Given data START

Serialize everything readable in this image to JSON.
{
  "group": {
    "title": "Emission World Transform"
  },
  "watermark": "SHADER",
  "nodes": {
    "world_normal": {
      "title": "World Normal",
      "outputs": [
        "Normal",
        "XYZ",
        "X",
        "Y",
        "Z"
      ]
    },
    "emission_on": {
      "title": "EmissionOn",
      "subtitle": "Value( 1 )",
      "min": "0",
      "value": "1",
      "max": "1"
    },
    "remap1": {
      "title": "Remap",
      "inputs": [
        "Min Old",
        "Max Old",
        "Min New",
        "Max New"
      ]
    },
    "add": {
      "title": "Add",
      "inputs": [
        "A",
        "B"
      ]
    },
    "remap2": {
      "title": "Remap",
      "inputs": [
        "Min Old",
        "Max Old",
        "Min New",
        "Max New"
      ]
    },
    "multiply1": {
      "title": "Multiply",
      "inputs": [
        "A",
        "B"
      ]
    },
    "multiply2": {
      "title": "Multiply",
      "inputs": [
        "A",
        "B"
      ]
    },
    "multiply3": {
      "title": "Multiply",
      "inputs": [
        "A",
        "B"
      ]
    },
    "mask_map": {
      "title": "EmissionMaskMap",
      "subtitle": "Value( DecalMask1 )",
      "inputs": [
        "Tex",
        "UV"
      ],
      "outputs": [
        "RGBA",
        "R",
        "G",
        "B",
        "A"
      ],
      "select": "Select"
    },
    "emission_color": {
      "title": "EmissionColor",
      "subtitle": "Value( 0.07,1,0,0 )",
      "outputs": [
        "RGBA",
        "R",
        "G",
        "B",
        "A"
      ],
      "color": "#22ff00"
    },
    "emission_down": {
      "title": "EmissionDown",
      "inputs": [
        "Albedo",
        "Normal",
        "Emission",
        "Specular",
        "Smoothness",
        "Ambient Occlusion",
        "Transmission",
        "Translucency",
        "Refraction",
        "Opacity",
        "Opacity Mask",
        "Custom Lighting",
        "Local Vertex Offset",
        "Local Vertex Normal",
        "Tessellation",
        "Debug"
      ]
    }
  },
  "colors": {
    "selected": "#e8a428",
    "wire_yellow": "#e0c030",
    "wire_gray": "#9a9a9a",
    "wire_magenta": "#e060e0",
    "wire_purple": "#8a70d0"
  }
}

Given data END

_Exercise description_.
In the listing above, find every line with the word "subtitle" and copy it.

_Written solution_.
      "subtitle": "Value( 1 )",
      "subtitle": "Value( DecalMask1 )",
      "subtitle": "Value( 0.07,1,0,0 )",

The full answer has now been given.